You might have made the decision to move to a different city. Maybe it is a new job opportunity, or that you are moving near a good education system to provide to your children. Taking this decision is not as easy as it seems and is accompanies by a set of responsibilities that you ought to take care of. First of the many questions which you need to answer for yourself is whether or not you ought to sell or rent your home after you relocate. Would it be more feasible and beneficial to sell your mortgaged home in lieu of renting it out to tenants? We recommend that you rent your home if you are away for a couple of years.
If you plan to keep mortgage on the home you plan to rent, it is important then to assess the likelihood of being able to score a second mortgage. Understand clearly the rules and requirements that govern a second home mortgage. Even when you are qualified, expect to still pay 20% cash down payment. Additionally, if you have purchased your first home through the Federal Housing Administration (FHA), then you will not be able to hold another mortgage as it is strictly banned.
Luckily, however, if you are not tied to tight mortgage obligations, renting your home while moving to another city imposes big gains. Even if your home is mortgaged, expect these gains if you plan carefully. Make sure to familiarize yourself with the real estate industry and the rental process before you conclude to rent your home. Below we offer reasons why you should rent your home if you are moving to a different city for a few years. This guide will further help you develop your ideas and reach a sound decision.
Your Move Is Not Permanent

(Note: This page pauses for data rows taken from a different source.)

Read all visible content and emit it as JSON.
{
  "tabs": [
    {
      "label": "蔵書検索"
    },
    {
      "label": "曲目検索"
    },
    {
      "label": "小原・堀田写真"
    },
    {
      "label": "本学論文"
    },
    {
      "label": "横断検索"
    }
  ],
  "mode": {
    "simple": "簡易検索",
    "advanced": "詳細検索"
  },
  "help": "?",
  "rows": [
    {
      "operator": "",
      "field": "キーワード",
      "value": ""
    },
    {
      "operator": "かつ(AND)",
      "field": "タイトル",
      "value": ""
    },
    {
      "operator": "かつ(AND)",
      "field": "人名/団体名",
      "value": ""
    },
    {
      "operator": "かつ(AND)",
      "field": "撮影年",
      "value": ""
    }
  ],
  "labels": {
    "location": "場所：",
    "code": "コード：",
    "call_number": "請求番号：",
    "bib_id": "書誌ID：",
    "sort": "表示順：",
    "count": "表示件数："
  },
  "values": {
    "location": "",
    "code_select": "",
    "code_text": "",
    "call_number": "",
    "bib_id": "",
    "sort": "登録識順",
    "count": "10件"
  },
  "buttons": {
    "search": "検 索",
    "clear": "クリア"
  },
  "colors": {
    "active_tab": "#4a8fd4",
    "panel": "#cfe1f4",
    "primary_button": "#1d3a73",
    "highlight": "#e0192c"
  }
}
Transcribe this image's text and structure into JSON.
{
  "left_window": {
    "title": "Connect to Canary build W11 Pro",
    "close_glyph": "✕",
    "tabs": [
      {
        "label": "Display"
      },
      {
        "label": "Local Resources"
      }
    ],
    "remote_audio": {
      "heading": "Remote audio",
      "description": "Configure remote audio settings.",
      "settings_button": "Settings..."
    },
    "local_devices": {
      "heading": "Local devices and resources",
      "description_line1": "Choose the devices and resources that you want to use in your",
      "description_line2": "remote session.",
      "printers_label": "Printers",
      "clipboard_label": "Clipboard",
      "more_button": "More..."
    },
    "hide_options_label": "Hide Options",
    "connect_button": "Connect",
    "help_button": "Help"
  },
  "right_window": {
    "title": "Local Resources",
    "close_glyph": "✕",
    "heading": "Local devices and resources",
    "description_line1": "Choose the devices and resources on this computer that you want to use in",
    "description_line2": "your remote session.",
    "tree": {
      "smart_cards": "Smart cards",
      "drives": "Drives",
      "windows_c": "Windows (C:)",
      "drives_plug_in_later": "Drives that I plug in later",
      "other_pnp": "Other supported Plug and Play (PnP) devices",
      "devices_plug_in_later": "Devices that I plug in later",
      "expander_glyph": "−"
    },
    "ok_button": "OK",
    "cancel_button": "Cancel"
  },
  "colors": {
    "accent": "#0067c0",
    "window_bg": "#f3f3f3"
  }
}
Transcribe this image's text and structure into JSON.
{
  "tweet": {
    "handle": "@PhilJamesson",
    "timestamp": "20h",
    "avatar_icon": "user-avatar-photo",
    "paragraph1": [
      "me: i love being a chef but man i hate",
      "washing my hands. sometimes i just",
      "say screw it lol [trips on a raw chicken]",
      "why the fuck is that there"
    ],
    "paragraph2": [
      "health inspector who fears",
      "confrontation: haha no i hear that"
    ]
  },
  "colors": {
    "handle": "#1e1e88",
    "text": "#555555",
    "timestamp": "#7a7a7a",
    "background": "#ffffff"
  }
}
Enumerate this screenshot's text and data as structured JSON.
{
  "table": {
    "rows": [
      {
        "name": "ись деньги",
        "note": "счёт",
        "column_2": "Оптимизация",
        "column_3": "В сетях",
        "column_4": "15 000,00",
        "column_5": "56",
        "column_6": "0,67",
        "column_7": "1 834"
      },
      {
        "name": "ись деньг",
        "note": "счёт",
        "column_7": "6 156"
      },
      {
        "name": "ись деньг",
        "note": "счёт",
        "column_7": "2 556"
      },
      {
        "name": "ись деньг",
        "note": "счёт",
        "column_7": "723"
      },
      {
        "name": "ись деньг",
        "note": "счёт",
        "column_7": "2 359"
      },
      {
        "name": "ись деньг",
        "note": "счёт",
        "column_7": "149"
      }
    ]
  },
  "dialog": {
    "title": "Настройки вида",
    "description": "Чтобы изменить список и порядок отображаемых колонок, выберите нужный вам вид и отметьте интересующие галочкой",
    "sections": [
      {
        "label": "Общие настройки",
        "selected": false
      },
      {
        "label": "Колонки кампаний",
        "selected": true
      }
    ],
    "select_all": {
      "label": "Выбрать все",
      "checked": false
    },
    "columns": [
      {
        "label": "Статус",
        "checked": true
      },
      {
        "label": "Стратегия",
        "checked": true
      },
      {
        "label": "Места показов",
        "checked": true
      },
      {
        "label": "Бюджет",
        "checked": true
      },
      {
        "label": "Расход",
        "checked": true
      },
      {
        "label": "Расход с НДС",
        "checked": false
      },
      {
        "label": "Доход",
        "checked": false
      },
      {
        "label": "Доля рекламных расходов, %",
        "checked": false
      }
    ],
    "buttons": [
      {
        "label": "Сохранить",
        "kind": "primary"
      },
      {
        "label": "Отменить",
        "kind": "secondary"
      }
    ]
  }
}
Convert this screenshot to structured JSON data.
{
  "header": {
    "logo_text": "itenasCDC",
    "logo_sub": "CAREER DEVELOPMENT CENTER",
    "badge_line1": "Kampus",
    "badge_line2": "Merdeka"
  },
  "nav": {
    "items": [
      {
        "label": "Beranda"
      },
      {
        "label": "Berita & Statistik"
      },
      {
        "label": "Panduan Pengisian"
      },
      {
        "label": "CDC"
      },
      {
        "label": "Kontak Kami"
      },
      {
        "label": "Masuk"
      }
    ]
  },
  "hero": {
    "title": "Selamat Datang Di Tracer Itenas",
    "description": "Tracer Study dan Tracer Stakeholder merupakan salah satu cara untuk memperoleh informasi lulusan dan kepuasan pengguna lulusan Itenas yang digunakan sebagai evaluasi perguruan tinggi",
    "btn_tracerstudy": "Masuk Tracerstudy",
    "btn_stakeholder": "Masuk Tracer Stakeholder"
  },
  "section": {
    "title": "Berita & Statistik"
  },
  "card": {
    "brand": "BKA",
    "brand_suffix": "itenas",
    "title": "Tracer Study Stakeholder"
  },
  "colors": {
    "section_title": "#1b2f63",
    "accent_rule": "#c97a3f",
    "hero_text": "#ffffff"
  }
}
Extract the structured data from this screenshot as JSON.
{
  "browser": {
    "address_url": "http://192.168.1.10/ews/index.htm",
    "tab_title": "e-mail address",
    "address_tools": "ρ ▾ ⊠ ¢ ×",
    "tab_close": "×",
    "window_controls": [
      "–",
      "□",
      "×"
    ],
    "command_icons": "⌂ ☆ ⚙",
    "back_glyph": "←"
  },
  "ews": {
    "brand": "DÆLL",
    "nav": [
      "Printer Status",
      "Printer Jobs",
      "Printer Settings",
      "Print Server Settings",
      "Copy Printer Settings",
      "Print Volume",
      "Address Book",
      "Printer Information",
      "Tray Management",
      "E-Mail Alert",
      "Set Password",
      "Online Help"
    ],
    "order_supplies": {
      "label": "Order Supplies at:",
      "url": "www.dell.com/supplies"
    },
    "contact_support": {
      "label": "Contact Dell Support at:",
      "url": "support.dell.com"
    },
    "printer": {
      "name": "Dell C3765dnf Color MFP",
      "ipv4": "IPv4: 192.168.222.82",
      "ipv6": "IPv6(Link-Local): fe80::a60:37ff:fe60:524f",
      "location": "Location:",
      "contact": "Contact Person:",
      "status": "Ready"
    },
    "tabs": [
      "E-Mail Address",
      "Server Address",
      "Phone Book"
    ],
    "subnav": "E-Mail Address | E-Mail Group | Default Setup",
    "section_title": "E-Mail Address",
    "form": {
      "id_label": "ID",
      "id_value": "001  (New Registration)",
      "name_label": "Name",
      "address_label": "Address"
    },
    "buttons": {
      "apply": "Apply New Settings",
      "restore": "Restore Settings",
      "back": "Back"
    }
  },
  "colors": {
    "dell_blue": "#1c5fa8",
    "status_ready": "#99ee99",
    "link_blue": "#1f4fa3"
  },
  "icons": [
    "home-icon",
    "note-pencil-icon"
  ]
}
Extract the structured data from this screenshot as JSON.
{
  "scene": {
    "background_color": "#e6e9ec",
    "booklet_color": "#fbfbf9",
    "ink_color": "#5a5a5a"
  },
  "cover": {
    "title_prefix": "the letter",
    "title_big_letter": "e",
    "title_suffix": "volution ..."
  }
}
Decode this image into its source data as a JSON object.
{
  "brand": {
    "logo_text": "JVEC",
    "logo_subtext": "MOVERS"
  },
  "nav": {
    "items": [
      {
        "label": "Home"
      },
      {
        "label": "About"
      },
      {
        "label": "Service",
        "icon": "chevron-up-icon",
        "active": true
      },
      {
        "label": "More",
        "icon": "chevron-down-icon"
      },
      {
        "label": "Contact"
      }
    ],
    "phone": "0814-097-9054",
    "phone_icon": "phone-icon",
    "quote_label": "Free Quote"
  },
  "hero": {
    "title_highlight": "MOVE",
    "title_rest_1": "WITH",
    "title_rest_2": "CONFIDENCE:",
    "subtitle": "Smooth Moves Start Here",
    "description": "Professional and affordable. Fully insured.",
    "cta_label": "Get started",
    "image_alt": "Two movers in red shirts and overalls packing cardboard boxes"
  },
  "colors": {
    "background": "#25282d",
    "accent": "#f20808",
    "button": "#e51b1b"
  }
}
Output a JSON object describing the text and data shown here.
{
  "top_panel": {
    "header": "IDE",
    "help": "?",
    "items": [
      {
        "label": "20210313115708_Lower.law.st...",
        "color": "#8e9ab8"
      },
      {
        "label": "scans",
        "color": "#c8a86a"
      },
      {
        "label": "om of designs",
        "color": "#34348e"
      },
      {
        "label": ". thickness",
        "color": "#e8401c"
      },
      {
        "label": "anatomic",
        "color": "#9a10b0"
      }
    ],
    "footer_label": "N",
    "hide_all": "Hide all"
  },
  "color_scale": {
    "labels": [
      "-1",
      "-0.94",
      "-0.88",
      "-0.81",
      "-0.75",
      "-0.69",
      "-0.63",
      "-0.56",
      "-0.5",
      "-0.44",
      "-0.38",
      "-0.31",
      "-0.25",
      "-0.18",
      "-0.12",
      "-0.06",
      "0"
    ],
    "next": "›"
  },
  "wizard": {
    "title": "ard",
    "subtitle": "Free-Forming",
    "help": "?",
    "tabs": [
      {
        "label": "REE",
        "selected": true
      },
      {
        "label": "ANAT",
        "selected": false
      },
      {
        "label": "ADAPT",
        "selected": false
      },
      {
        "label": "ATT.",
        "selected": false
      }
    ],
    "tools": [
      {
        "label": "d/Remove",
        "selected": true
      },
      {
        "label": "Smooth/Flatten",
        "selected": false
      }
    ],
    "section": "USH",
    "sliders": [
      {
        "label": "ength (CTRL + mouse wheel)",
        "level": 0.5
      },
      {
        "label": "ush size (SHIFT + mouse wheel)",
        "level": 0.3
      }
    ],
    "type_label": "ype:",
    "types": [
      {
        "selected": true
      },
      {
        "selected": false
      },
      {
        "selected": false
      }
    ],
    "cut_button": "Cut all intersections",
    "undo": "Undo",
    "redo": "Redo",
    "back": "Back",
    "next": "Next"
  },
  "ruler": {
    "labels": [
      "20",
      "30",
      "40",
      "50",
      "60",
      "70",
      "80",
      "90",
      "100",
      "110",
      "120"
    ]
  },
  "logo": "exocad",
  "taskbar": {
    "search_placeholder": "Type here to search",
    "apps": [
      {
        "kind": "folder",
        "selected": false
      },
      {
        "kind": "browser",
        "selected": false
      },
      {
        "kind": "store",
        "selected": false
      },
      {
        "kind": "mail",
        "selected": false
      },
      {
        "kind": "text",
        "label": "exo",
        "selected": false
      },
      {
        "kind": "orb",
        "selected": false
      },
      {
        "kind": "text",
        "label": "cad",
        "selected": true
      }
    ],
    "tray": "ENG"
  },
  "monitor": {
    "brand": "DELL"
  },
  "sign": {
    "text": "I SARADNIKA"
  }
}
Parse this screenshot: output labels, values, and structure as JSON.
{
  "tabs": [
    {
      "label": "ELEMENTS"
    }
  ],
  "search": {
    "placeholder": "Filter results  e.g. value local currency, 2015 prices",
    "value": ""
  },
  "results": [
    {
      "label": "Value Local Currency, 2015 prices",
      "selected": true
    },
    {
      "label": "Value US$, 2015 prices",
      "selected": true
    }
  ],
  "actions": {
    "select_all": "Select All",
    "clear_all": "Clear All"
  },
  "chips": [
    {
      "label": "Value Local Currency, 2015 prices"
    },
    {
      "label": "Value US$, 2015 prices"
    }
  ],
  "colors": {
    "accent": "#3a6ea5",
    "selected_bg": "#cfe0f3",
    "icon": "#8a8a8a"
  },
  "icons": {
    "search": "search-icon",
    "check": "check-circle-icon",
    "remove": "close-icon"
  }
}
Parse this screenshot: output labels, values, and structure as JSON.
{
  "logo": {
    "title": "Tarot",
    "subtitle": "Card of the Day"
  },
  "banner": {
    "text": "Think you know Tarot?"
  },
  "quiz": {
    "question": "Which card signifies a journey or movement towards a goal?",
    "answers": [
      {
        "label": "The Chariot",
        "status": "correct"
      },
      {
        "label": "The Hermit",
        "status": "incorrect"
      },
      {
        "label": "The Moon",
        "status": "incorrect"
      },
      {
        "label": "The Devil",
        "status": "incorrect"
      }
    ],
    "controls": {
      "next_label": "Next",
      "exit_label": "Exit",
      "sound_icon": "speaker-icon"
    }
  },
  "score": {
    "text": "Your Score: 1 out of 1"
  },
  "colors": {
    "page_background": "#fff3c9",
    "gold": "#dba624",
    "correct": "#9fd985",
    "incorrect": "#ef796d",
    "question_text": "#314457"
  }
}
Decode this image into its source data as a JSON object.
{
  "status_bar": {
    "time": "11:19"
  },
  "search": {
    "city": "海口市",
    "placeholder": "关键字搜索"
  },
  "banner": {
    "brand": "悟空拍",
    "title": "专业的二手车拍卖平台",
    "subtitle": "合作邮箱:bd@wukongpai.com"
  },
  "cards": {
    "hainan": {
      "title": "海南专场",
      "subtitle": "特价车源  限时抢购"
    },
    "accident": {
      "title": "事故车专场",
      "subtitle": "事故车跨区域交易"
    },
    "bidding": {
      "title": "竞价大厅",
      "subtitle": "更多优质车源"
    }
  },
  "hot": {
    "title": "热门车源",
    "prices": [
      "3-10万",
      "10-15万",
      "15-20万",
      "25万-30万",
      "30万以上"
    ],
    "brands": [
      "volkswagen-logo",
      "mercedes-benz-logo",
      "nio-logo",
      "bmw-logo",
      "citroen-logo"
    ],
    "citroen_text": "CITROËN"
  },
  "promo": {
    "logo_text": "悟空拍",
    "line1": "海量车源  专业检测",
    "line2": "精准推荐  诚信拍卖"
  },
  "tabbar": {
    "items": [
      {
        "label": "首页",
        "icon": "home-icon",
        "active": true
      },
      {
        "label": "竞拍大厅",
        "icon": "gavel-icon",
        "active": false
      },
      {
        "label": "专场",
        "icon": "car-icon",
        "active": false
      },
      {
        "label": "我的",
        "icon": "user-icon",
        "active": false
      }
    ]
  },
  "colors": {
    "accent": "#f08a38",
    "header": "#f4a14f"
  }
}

We encourage that you rent your home out to tenants if you plan to relocate now but move back to your current location in a few years time. This is because selling your house is accompanied by sale commission and other arduous procedures and costs that you will be indebted to pay. Furthermore, once you decide to move back to the area, finding a house might be more taxing that one would think. Thus, it makes more sense to hold on to your property, and rent it out to keep it vibrant while it generates you rental income. Renting your home versus selling it can offer some comfort to those uncertain of the change. If you are relocating because of a new job, keeping and renting your home will be less stressful. You can always move back if things do not work out.
Prices Are on the Rise
Property prices have been on the rise for the past couple of years. If you decide to sell your house today, you might be missing out on more financial gains in the near future. According to real estate experts’ analysis, the country is facing a shortage in the supply of homes, especially in new builds. This shortage has caused home prices to increase. Homes that are most affordable to first time homebuyers and real estate investors are typically the ones that are short in supply. Because millennials, usually entry-level buyers, are entering real estate, they are opting for rental properties as opposed to owning a home. Consequently, more demand for rental properties is apparent.
Related: How Does the US Housing Market Forecast Look for the Second Half of 2017?
Rent Your Home and Earn Equity
When you rent your home, your tenant will be paying for your monthly mortgage. A tenant is contributing to you earning equity on your home. When you (or the tenant) finish paying mortgage for your home and decide to sell, you will have more equity that you can convert into a lump sum. If you decide to keep renting it out, you will earn more rental income as you grow older and maybe after you retire. This is also good for tax purposes. Since you will still own a home, your home will depreciate, thus allowing you to claim a deduction for depreciation expenses.
Taxes Will Be Deductible
Luckily, when you rent your home, the costs associated with it are tax deductible. You get to write off expenses from mortgage interest to property tax, operating expenses, repairs, and of course depreciation. The amount of income tax you have to pay on rents received will consequently be less, thus incurring more cash to your pocket.
If you only wish to rent your home for a couple of years, we recommend that you rent it for up to three years. You will be exempted from paying capital gains taxes, if you lived in your home for three of the last five years. When you rent your home for more than three years, your home will no longer be considered your primary residence. When you decide to sell a home that is not a primary residence, expect to pay capital gains taxes on any profit. These taxes vary from 0% to 20%, depending on your tax bracket. We therefore conclude and advise that you rent your home for up to three years before selling it in order to be exempted from capital gains taxes.
Related: Should I Sell or Rent Out My House?
You Can Rent Your Home Using Professional Property Management Services
Renting a property while you are away has been made easy today with the rapid advancement of property management companies. More professional property management companies are opening and becoming widely available to landlords. A property manager will completely handle your rental property for you; they will advertise the vacancies, assess tenants, maintain the property, collect rent payments, and secure damage deposits. Their fees start at 6% per month and can be negotiable.
Related: 6 Tips to Help You With Marketing Your Property for Rent
If you are moving to a different city for a few years, we encourage that you rent your home for that time. Not only will tenants pay for your monthly mortgage, they will also keep your home lively and running. As you rent your home, expect to incur ongoing maintenance costs and other expenses. You can, additionally, hire a professional property manager to help you maintain and manage your rental property while you are away. The property manager will certainly lift off some of the burden.